More on Powell and Media Consolidation

From today's NY Times:
The smaller broadcasters, who have considerable influence because they are in every Congressional district and control most of the television and radio outlets that are vital to political life, came out loudly against the rule permitting the networks to buy more stations.

And a significant number of religious, consumer, labor and civil rights groups rallied against many of the other rules. Organizations like the National Rifle Association and the Parents Television Council joined in one of the oddest ideological alliances in years and flooded lawmakers and regulators with millions of complaints.

"There has been a huge problem with the political lopsidedness of the debate," Mr. Powell said. "People in the opposition are part of a highly vocal and strenuous community. They have relatively strong viewpoints, are very active and mobile."

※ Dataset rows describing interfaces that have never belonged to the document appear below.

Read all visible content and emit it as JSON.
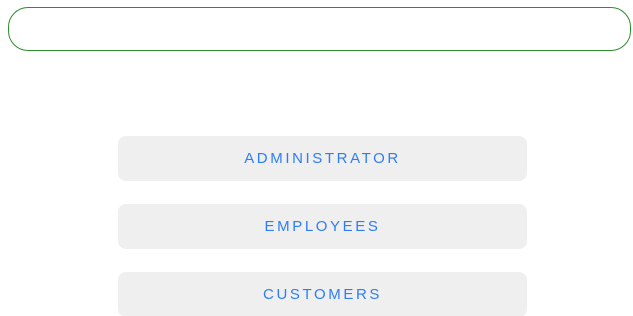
{
  "search": {
    "value": "",
    "placeholder": ""
  },
  "roles": {
    "administrator_label": "ADMINISTRATOR",
    "employees_label": "EMPLOYEES",
    "customers_label": "CUSTOMERS"
  },
  "colors": {
    "input_border": "#2e8b2e",
    "button_background": "#efefef",
    "button_text": "#2f7df4"
  }
}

"On the other side, if you are in a fraternity watching TV and drinking beer and happy, what are you going to do to get in the debate?" he asked. "You are not. I think the public is more upset with the media than they are with the rules."
* * *
Mr. Powell said that he believed that many of the comments flooding lawmakers and the commission were mass-produced by a handful of groups, like the National Rifle Association, which are less interested in the policy merits of the debate than in using the controversy for their own fund-raising purposes.
Michael Powell obviously understands public choice theory. And not only that, he is willing to acknowledge it in public by refusing to kowtow to special interest groups. What a remarkable public official.


Post a Comment

Subscribe to Post Comments [Atom]

<< Home